It was during a visit to South Mumbai that I walked into Kitab Khana. And here it was that I chanced upon Bombay Mumbai. The image of the little urchin on the book cover had me hooked. I picked up the book at bedtime intending to read the first few pages. But that was not to be.
I finished reading it cover to cover in three days and yet the book, its characters and thoughts about the author stayed with me. And in every kid I spotted on the roads, I would see an Amin. All this before I had even interacted with this young man!
The book is an autobiographical account of Amin’s life, his own words checked only for grammar and spellings. However, the sheer positivity in his demeanor belies the immense suffering he has endured as a child.
Amin ran away from home at the age of 5 to escape physical and emotional abuse at the hands of his parents, not knowing that he was setting himself up for the most unimaginable trauma no child should have to go through.

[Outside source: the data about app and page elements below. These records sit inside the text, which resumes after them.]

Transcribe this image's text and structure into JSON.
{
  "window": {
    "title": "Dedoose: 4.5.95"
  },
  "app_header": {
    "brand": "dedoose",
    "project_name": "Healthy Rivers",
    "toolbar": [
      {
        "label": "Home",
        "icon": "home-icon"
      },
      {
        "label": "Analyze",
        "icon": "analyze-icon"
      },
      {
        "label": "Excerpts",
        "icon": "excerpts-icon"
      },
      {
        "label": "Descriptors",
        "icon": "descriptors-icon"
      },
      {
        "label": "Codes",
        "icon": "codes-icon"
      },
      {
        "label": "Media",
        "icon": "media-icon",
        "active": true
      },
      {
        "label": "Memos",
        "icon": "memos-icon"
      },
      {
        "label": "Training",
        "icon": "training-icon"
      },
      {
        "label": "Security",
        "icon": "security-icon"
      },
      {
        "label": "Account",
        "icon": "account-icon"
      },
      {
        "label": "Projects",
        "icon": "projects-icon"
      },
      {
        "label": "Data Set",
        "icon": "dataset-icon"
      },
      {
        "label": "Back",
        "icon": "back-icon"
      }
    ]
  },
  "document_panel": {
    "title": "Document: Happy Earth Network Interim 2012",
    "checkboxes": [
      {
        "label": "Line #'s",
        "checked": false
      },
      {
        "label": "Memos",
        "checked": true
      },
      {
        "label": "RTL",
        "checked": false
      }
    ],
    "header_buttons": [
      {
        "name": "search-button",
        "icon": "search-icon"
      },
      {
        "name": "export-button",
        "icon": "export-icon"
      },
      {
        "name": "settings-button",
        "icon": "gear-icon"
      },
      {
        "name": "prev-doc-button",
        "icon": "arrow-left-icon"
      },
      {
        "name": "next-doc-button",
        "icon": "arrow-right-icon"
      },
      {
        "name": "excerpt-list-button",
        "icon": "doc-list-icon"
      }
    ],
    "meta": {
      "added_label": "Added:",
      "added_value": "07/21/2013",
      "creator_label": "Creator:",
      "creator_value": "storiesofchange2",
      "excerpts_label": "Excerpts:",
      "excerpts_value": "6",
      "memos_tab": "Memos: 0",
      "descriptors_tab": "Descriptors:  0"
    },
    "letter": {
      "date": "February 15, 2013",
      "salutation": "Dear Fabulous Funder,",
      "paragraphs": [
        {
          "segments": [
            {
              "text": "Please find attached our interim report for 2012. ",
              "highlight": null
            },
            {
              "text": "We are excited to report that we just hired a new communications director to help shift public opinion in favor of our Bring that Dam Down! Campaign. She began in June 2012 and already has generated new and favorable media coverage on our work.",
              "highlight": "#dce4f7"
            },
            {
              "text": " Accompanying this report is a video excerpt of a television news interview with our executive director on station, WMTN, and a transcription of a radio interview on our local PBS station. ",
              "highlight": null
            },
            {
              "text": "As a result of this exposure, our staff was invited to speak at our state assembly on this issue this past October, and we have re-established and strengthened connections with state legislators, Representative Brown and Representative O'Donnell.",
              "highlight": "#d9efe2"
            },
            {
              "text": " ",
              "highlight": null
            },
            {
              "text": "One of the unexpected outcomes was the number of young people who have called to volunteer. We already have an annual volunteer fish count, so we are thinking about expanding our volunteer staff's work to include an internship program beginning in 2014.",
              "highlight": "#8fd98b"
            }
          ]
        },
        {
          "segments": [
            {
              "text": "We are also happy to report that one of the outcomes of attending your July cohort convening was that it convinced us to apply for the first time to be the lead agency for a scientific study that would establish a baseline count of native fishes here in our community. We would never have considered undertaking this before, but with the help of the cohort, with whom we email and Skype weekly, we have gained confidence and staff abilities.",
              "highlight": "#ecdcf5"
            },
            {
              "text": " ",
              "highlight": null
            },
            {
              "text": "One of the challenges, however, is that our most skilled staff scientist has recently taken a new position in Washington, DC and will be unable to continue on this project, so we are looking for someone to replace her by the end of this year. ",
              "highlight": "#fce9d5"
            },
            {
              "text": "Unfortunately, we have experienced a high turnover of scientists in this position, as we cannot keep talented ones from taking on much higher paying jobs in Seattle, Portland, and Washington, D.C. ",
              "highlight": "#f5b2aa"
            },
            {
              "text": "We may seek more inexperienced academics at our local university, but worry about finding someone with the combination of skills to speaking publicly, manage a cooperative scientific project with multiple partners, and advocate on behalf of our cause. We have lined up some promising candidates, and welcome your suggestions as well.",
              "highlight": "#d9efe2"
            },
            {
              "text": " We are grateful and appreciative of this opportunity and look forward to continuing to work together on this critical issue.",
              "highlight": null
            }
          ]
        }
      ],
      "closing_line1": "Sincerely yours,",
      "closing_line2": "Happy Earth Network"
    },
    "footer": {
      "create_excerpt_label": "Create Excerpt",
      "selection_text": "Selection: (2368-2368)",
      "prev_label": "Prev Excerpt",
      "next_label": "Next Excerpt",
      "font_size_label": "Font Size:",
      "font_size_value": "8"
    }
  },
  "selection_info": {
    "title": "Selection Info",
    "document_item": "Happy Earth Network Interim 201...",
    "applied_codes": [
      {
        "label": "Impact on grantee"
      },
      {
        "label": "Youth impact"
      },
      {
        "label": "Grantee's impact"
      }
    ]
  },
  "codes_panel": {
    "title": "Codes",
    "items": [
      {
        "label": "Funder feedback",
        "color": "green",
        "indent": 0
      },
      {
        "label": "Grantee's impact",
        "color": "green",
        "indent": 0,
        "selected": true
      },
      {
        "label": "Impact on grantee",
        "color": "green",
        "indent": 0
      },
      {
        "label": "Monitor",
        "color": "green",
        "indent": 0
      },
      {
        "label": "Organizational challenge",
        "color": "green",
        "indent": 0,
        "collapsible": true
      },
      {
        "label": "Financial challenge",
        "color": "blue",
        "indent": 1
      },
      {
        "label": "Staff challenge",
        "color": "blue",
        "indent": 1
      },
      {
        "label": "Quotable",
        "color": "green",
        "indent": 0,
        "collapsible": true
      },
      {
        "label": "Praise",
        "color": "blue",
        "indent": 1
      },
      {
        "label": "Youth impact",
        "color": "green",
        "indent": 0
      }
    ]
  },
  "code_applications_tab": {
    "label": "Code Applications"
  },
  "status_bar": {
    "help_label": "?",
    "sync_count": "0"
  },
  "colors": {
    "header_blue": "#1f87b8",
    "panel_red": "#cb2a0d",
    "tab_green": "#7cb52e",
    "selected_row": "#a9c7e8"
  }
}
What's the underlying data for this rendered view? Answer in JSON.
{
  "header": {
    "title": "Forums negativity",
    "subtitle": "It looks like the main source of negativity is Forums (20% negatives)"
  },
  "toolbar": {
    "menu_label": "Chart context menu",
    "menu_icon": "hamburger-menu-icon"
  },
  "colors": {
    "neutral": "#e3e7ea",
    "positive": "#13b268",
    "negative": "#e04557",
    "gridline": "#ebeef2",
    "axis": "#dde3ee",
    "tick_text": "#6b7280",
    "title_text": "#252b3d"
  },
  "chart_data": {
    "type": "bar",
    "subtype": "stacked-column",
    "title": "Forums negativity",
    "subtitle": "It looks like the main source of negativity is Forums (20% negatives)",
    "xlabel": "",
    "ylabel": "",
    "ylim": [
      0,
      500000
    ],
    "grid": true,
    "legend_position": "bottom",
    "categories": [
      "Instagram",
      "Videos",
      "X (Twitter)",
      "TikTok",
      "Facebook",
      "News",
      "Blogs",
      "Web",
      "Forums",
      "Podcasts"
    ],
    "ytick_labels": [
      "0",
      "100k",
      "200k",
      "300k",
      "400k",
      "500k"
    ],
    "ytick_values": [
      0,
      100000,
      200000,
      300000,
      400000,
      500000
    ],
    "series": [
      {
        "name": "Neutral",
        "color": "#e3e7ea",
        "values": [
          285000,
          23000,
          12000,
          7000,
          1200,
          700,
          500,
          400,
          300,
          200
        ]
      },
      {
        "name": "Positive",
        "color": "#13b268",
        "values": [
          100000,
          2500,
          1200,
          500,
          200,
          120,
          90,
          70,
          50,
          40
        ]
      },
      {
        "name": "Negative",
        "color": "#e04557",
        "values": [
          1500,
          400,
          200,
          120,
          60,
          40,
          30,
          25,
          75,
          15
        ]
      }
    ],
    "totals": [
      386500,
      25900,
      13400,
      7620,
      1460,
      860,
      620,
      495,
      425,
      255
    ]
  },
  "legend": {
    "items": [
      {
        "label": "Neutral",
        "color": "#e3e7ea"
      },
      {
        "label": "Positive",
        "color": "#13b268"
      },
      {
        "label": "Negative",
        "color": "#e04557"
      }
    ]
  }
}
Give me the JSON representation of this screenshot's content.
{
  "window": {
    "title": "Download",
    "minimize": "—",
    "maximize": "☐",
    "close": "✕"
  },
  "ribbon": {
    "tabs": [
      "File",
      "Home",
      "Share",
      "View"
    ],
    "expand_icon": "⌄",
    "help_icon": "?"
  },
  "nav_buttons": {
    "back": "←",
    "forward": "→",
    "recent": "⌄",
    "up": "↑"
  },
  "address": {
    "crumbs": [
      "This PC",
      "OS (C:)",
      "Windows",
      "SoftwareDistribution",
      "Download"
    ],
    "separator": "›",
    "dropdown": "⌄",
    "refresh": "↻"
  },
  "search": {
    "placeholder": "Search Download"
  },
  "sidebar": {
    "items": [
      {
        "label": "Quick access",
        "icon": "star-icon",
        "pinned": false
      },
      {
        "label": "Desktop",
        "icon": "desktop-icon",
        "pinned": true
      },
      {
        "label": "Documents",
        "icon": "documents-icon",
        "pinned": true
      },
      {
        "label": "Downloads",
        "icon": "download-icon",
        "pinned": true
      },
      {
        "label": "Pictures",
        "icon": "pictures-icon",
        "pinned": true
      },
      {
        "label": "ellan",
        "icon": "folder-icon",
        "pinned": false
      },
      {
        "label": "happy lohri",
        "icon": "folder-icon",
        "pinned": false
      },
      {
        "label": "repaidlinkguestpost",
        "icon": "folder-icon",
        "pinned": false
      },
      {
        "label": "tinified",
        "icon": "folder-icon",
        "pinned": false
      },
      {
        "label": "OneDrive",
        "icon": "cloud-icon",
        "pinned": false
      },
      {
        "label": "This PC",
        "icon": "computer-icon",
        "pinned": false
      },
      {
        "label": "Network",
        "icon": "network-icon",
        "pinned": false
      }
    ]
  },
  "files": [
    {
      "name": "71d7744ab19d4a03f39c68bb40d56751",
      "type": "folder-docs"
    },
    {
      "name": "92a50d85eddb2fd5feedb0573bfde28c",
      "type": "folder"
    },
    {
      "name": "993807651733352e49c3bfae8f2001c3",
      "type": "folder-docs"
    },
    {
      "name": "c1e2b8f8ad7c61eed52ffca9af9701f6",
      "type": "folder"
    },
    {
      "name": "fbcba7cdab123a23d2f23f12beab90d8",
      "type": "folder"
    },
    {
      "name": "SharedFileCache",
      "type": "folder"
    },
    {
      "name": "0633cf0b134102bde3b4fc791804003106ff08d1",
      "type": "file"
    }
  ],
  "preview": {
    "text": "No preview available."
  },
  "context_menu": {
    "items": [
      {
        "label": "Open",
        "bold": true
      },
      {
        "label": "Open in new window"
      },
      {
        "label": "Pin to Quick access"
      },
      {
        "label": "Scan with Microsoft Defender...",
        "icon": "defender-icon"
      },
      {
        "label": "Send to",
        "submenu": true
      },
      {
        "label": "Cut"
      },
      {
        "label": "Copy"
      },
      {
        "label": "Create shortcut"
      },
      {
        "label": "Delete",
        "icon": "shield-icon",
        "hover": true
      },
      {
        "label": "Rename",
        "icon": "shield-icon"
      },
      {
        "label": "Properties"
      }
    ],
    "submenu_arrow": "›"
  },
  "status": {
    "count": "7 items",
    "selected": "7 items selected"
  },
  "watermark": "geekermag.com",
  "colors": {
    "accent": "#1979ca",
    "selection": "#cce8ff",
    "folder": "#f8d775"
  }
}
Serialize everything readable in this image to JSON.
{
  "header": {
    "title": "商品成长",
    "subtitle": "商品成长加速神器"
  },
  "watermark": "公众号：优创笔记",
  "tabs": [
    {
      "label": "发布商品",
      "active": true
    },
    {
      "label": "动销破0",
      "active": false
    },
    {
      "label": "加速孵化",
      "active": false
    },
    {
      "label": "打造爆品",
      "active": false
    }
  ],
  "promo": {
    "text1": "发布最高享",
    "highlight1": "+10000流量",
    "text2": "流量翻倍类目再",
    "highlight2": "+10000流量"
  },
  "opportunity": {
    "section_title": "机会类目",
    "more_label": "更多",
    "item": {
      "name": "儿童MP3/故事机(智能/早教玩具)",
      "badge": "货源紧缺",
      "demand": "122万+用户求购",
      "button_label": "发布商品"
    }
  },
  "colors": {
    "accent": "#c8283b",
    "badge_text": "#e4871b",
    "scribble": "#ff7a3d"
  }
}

“After I ran from home to escape my parents’ incessant beatings and exploitation by my employer, I spent the next 3 years of my life at a Mumbai railway station, barely managing to keep alive. It was nothing short of a nightmare to try and stay alive in the midst of rampant sexual abuse and physical torture by all and sundry who probably needed to vent their anger for the sufferings they had endured in their life.”
The Beginning Of Life-Altering Moments
At 8, Amin and his little sister, who also fled from the home in search of him, were taken into the angelic care of Sister Seraphine at Sneh Sadan, a shelter for homeless children. This is where Amin would spend the next 10 years of his life receiving love and care that brought about a magical transformation in him. And he confirms this with his five-minute introduction to the book where he names every single person who has worked with him to make this dream come alive.
“At 16, I was introduced to Eustace Fernandes, renowned artist who created the iconic Amul girl. For the next 13 years of my life, Eustace was my mentor and more like a father to me. I learned a lot from him. Sadly Eustace passed away in 2010.”
As we sat in the living room of his home, Amin’s pride in thoughtfully creating every corner is evident. The first object to catch my attention in his room filled with memories of places visited and people met is a white board that occupies a place of pride. “All my dreams are written here,” says Amin. “I write it all down and look at it every morning. And, I know, that someday I will fulfill each one of it. I must always remember where I have come from. If I forget that, I will fail. And this board helps me remember my journey and every challenge I have overcome.
As a street child, one is pushed into situations which can shatter you both physically as well as emotionally. And it is not very easy to get over that trauma. I was lucky enough to find angels like Father Placie, Sisters Seraphine and Eustace who showed me the right path. It is only because of these people that I have been able to achieve what I have – I am who I am because of them.
But my journey is far from over. I had them, but there are still thousands of Amins out there on the streets with no one looking out for them. As a child on the street, education or a job is not possible. I want to work with children who did not get such opportunities and help them rebuild their lives as I have. That is my goal.”
Amin’s book Bombay Mumbai was the first step towards this dream. Self-published last year, the book has already sold 8,000 copies around the world in four languages – English, Spanish, French and Catalan. And Amin is hoping to release it in another four languages – Marathi, German, Hebrew and Italian.
Having found friends in travelers who avail of his services at his travel company Sneha Travels, Amin has a family, today, in almost every country of the world. And it is close friends such as these who have taken the books with them and helped spread the word. And although support from his own people and countrymen has been slow in coming, he is hoping to mobilize enough support for his cause via the sale of books.
Kitab Khana, with their magnanimous gesture of selling the books at no margin and Xaviers Institute of Communications who created a video about this whole concept, are some of the benefactors who have given him the encouragement to wake up each morning and step out to realize his dream.
And What May This Cause Be?
The book is dedicated to building a book café where only individuals who grew up on the streets will be employed. Another key philosophy of the café is “it will be affordable for all. Be it a child from a middle-class family or the owner of a top company, they will all be treated equally. Everybody will get superior quality products at affordable rates.”
Bombay to Barcelona, as the café will be called, is absolutely ready in Amin’s head as is the complete blueprint of the project. The only thing remaining is the land on which he can build it.
“The idea of a library cafe was born while I was on a trip to Barcelona with Eustace. Cafes are such an important part of life there, serving as a melting pot where people from all walks of life come together to talk, listen, read and laugh. I knew then that this is the dream I wanted to work for.”
Amin’s friends from around the world are helping him secure funds for his dream project by promoting and translating his book in international languages. The book is already an international bestseller.
Almost an hour and a half of conversation later, my mind is just full of hope and light for the future of this young man who has fought the worst kind of adversity a child can endure. Having lived a life in the face of great consternation and poverty, Amin’s story is an inspiration to not just the children of Sneh Sadan, but also to the young and misguided Amin within each of us. And it is the positivity emanating from this one young man and his undying hope for the future that attracts well-wishers from across the globe in support of his cause.